START LISTED RECORDS

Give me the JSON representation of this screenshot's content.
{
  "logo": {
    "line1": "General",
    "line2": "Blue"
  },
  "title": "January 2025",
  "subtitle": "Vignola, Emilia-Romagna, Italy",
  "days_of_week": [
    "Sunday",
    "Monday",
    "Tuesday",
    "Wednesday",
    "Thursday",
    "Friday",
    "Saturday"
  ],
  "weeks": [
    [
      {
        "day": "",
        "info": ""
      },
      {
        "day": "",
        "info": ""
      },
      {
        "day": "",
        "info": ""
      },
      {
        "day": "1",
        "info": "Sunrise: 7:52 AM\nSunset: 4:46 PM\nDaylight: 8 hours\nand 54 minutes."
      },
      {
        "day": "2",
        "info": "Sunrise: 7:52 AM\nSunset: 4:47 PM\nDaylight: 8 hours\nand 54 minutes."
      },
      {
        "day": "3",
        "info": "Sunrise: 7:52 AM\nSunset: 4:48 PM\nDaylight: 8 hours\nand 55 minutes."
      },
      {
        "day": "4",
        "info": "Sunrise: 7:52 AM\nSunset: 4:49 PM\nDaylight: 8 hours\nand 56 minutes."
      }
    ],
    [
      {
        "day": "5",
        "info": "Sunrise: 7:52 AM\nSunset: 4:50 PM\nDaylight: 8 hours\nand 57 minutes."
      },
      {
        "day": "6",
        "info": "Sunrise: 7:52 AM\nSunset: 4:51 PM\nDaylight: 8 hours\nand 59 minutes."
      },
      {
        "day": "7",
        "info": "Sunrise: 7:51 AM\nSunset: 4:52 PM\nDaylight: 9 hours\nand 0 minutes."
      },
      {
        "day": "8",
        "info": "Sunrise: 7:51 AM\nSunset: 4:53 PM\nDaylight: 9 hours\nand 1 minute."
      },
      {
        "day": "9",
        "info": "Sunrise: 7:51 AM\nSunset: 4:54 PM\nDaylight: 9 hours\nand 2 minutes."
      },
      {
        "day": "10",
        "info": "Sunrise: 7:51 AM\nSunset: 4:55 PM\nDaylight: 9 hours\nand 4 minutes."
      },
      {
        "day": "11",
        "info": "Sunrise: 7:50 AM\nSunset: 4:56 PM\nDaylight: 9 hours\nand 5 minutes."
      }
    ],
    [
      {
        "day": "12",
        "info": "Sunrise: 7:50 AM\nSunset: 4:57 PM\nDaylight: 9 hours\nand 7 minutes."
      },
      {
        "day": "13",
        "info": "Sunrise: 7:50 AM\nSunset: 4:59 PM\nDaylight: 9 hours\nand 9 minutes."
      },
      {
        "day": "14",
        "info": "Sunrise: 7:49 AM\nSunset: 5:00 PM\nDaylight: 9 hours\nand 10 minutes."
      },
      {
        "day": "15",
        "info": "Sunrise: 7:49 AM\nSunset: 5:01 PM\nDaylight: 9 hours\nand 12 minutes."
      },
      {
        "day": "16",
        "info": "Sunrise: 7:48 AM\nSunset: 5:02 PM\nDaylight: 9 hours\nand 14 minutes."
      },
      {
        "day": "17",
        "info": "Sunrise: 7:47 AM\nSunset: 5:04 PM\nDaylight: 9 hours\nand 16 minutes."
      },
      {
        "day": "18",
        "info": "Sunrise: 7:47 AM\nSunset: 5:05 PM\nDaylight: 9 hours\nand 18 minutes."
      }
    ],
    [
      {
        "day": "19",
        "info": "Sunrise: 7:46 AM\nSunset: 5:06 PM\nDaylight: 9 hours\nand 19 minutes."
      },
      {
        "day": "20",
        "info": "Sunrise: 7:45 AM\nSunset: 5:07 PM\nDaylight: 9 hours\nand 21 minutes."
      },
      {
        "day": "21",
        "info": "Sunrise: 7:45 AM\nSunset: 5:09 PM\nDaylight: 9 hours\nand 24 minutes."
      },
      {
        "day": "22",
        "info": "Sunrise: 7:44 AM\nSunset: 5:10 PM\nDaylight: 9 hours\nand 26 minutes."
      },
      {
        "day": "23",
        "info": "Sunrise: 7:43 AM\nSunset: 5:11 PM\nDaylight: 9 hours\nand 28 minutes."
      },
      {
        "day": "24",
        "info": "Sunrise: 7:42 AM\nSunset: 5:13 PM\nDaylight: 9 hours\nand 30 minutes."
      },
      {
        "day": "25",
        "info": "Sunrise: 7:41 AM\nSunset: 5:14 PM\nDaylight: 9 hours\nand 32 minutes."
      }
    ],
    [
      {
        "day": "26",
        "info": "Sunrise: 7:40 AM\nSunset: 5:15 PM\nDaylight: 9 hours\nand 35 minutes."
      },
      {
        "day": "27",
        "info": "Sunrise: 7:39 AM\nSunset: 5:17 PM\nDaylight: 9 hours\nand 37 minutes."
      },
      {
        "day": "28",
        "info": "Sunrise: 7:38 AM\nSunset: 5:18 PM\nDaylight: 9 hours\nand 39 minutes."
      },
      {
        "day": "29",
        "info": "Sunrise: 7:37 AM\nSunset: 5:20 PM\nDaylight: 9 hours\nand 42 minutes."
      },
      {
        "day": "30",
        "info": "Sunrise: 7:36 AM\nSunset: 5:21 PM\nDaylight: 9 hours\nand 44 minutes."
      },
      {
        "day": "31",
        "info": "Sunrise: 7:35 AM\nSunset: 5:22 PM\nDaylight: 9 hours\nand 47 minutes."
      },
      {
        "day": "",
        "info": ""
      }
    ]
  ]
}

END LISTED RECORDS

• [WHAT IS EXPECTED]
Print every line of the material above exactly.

• [RESULT OF THIS TASK]
Give me the JSON representation of this screenshot's content.
{
  "logo": {
    "line1": "General",
    "line2": "Blue"
  },
  "title": "January 2025",
  "subtitle": "Vignola, Emilia-Romagna, Italy",
  "days_of_week": [
    "Sunday",
    "Monday",
    "Tuesday",
    "Wednesday",
    "Thursday",
    "Friday",
    "Saturday"
  ],
  "weeks": [
    [
      {
        "day": "",
        "info": ""
      },
      {
        "day": "",
        "info": ""
      },
      {
        "day": "",
        "info": ""
      },
      {
        "day": "1",
        "info": "Sunrise: 7:52 AM\nSunset: 4:46 PM\nDaylight: 8 hours\nand 54 minutes."
      },
      {
        "day": "2",
        "info": "Sunrise: 7:52 AM\nSunset: 4:47 PM\nDaylight: 8 hours\nand 54 minutes."
      },
      {
        "day": "3",
        "info": "Sunrise: 7:52 AM\nSunset: 4:48 PM\nDaylight: 8 hours\nand 55 minutes."
      },
      {
        "day": "4",
        "info": "Sunrise: 7:52 AM\nSunset: 4:49 PM\nDaylight: 8 hours\nand 56 minutes."
      }
    ],
    [
      {
        "day": "5",
        "info": "Sunrise: 7:52 AM\nSunset: 4:50 PM\nDaylight: 8 hours\nand 57 minutes."
      },
      {
        "day": "6",
        "info": "Sunrise: 7:52 AM\nSunset: 4:51 PM\nDaylight: 8 hours\nand 59 minutes."
      },
      {
        "day": "7",
        "info": "Sunrise: 7:51 AM\nSunset: 4:52 PM\nDaylight: 9 hours\nand 0 minutes."
      },
      {
        "day": "8",
        "info": "Sunrise: 7:51 AM\nSunset: 4:53 PM\nDaylight: 9 hours\nand 1 minute."
      },
      {
        "day": "9",
        "info": "Sunrise: 7:51 AM\nSunset: 4:54 PM\nDaylight: 9 hours\nand 2 minutes."
      },
      {
        "day": "10",
        "info": "Sunrise: 7:51 AM\nSunset: 4:55 PM\nDaylight: 9 hours\nand 4 minutes."
      },
      {
        "day": "11",
        "info": "Sunrise: 7:50 AM\nSunset: 4:56 PM\nDaylight: 9 hours\nand 5 minutes."
      }
    ],
    [
      {
        "day": "12",
        "info": "Sunrise: 7:50 AM\nSunset: 4:57 PM\nDaylight: 9 hours\nand 7 minutes."
      },
      {
        "day": "13",
        "info": "Sunrise: 7:50 AM\nSunset: 4:59 PM\nDaylight: 9 hours\nand 9 minutes."
      },
      {
        "day": "14",
        "info": "Sunrise: 7:49 AM\nSunset: 5:00 PM\nDaylight: 9 hours\nand 10 minutes."
      },
      {
        "day": "15",
        "info": "Sunrise: 7:49 AM\nSunset: 5:01 PM\nDaylight: 9 hours\nand 12 minutes."
      },
      {
        "day": "16",
        "info": "Sunrise: 7:48 AM\nSunset: 5:02 PM\nDaylight: 9 hours\nand 14 minutes."
      },
      {
        "day": "17",
        "info": "Sunrise: 7:47 AM\nSunset: 5:04 PM\nDaylight: 9 hours\nand 16 minutes."
      },
      {
        "day": "18",
        "info": "Sunrise: 7:47 AM\nSunset: 5:05 PM\nDaylight: 9 hours\nand 18 minutes."
      }
    ],
    [
      {
        "day": "19",
        "info": "Sunrise: 7:46 AM\nSunset: 5:06 PM\nDaylight: 9 hours\nand 19 minutes."
      },
      {
        "day": "20",
        "info": "Sunrise: 7:45 AM\nSunset: 5:07 PM\nDaylight: 9 hours\nand 21 minutes."
      },
      {
        "day": "21",
        "info": "Sunrise: 7:45 AM\nSunset: 5:09 PM\nDaylight: 9 hours\nand 24 minutes."
      },
      {
        "day": "22",
        "info": "Sunrise: 7:44 AM\nSunset: 5:10 PM\nDaylight: 9 hours\nand 26 minutes."
      },
      {
        "day": "23",
        "info": "Sunrise: 7:43 AM\nSunset: 5:11 PM\nDaylight: 9 hours\nand 28 minutes."
      },
      {
        "day": "24",
        "info": "Sunrise: 7:42 AM\nSunset: 5:13 PM\nDaylight: 9 hours\nand 30 minutes."
      },
      {
        "day": "25",
        "info": "Sunrise: 7:41 AM\nSunset: 5:14 PM\nDaylight: 9 hours\nand 32 minutes."
      }
    ],
    [
      {
        "day": "26",
        "info": "Sunrise: 7:40 AM\nSunset: 5:15 PM\nDaylight: 9 hours\nand 35 minutes."
      },
      {
        "day": "27",
        "info": "Sunrise: 7:39 AM\nSunset: 5:17 PM\nDaylight: 9 hours\nand 37 minutes."
      },
      {
        "day": "28",
        "info": "Sunrise: 7:38 AM\nSunset: 5:18 PM\nDaylight: 9 hours\nand 39 minutes."
      },
      {
        "day": "29",
        "info": "Sunrise: 7:37 AM\nSunset: 5:20 PM\nDaylight: 9 hours\nand 42 minutes."
      },
      {
        "day": "30",
        "info": "Sunrise: 7:36 AM\nSunset: 5:21 PM\nDaylight: 9 hours\nand 44 minutes."
      },
      {
        "day": "31",
        "info": "Sunrise: 7:35 AM\nSunset: 5:22 PM\nDaylight: 9 hours\nand 47 minutes."
      },
      {
        "day": "",
        "info": ""
      }
    ]
  ]
}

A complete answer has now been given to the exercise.